Under proper care of a knowledgeable keeper, there is little to no risk of life and the pet has an unending supply of food. With this in mind, it’s easy to see why frogs live longer in captivity.
40 Year Old Tree Frog
Chris Humphrey is the proud parent of a White’s Tree Frog which he says is 40 years old (in 2017). This means his elderly hopper is roughly 43 years old at the time of writing this (if he’s still alive).
“Fred” was rescued from a toilet block in Coffs Harbour sometime during 1977 and he’s been well taken care of ever since.
Now, Fred may not be the oldest frog in the world but he’s exceptional by most standards. I mention this particular frog because it’s well documented.
I’ve seen claims of 30 to 40-year-old frogs across the internet and I believe some of them. Speaking of, we received a comment a few weeks ago from a kind lady named Jennifer who has a 32-year-old African clawed frog.
It was very insightful. Jennifer explained how the novelty of keeping an aquatic frog has worn off and that an aspiring owner should consider the length of life before getting one as a pet. I couldn’t agree more.
Anyway, back to Fred. As far as I know, he is still alive. I wasn’t able to confirm this because all the articles I found were about his 40th birthday.
Frog Lifespan FAQs
This section is meant to answer some of the most common questions regarding the lifespan of frogs.
Most frogs live a few years in the wild. Predators, loss of habitat, and natural causes keep most frogs and toads from living for more than five years. Captive frogs live longer than their wild counterparts.
There are no known species of frogs that live 100 years or more. Olms (Proteus anguinus), a type of amphibian, are thought to be capable of living around 100 years.
The 43-year-old white’s tree frog described in the story above is the oldest frog in captivity that I know of. The second closest in age is a 36-year-old common toad (bufo bufo).
The answer to this question depends on the species you’re keeping. Some live longer than others. However, most captive frogs live longer than their wild counterparts. Between 5 and 10 years is a common lifespan for frogs in captivity.
The maximum age of a frog (or toad) is hard to measure. We know some species can live up to 40 years but this isn’t common.
The life of a frog in the wild is shorter. That’s because natural aspects like predators, droughts, and loss of habitat keep them from reaching their true potential.
Wondering how old a certain type of frog can live? I recommend researching that species. Each of them is different. Also, expect a frog to live longer in captivity than in the wild.
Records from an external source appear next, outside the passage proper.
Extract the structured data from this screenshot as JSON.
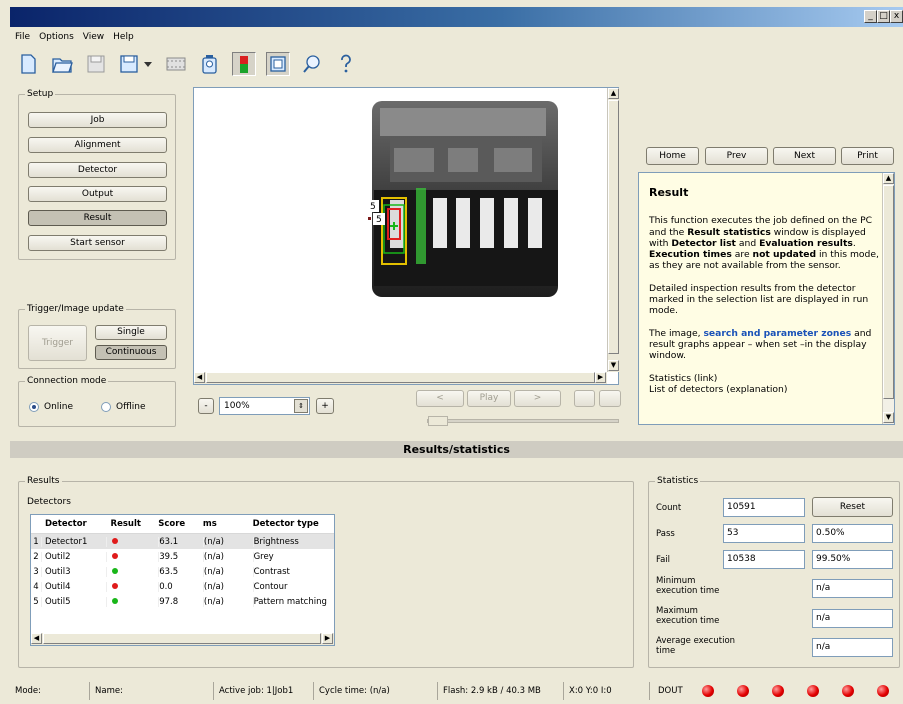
{
  "window": {
    "min": "_",
    "max": "□",
    "close": "x"
  },
  "menu": [
    "File",
    "Options",
    "View",
    "Help"
  ],
  "toolbar": {
    "icons": [
      "new-icon",
      "open-icon",
      "save-icon",
      "save-as-icon",
      "dropdown-arrow-icon",
      "film-icon",
      "camera-icon",
      "sensor-icon",
      "image-window-icon",
      "zoom-icon",
      "help-icon"
    ]
  },
  "setup": {
    "legend": "Setup",
    "buttons": [
      "Job",
      "Alignment",
      "Detector",
      "Output",
      "Result",
      "Start sensor"
    ]
  },
  "trigger": {
    "legend": "Trigger/Image update",
    "trigger": "Trigger",
    "single": "Single",
    "continuous": "Continuous"
  },
  "connection": {
    "legend": "Connection mode",
    "online": "Online",
    "offline": "Offline"
  },
  "image": {
    "marker_a": "5",
    "marker_b": "5"
  },
  "zoom": {
    "minus": "-",
    "value": "100%",
    "plus": "+"
  },
  "playback": {
    "prev": "<",
    "play": "Play",
    "next": ">"
  },
  "nav": {
    "home": "Home",
    "prev": "Prev",
    "next": "Next",
    "print": "Print"
  },
  "help": {
    "title": "Result",
    "p1_a": "This function executes the job defined on the PC and the ",
    "p1_b": "Result statistics",
    "p1_c": " window is displayed with ",
    "p1_d": "Detector list",
    "p1_e": " and ",
    "p1_f": "Evaluation results",
    "p1_g": ". ",
    "p1_h": "Execution times",
    "p1_i": " are ",
    "p1_j": "not updated",
    "p1_k": " in this mode, as they are not available from the sensor.",
    "p2": "Detailed inspection results from the detector marked in the selection list are displayed in run mode.",
    "p3_a": "The image, ",
    "p3_b": "search and parameter zones",
    "p3_c": " and result graphs appear – when set –in the display window.",
    "p4": "Statistics (link)",
    "p5": "List of detectors (explanation)"
  },
  "results_header": "Results/statistics",
  "results": {
    "legend": "Results",
    "detectors_label": "Detectors",
    "columns": [
      "Detector",
      "Result",
      "Score",
      "ms",
      "Detector type"
    ],
    "rows": [
      {
        "n": "1",
        "name": "Detector1",
        "result": "red",
        "score": "63.1",
        "ms": "(n/a)",
        "type": "Brightness"
      },
      {
        "n": "2",
        "name": "Outil2",
        "result": "red",
        "score": "39.5",
        "ms": "(n/a)",
        "type": "Grey"
      },
      {
        "n": "3",
        "name": "Outil3",
        "result": "green",
        "score": "63.5",
        "ms": "(n/a)",
        "type": "Contrast"
      },
      {
        "n": "4",
        "name": "Outil4",
        "result": "red",
        "score": "0.0",
        "ms": "(n/a)",
        "type": "Contour"
      },
      {
        "n": "5",
        "name": "Outil5",
        "result": "green",
        "score": "97.8",
        "ms": "(n/a)",
        "type": "Pattern matching"
      }
    ]
  },
  "statistics": {
    "legend": "Statistics",
    "count_label": "Count",
    "count": "10591",
    "reset": "Reset",
    "pass_label": "Pass",
    "pass": "53",
    "pass_pct": "0.50%",
    "fail_label": "Fail",
    "fail": "10538",
    "fail_pct": "99.50%",
    "min_label": "Minimum execution time",
    "min": "n/a",
    "max_label": "Maximum execution time",
    "max": "n/a",
    "avg_label": "Average execution time",
    "avg": "n/a"
  },
  "status": {
    "mode": "Mode:",
    "name": "Name:",
    "active_job": "Active job:  1|Job1",
    "cycle": "Cycle time:  (n/a)",
    "flash": "Flash:  2.9 kB / 40.3 MB",
    "coords": "X:0 Y:0 I:0",
    "dout": "DOUT"
  },
  "colors": {
    "led_red": "#e30000",
    "ok_green": "#19b619",
    "fail_red": "#e01b1b",
    "help_bg": "#fffde4",
    "link": "#1a52b8"
  }
}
I hope this article was helpful! Feel free to leave a comment in the section below with questions or concerns.
Join our Newsletter!
Get occasional frog-related updates delivered straight to your inbox!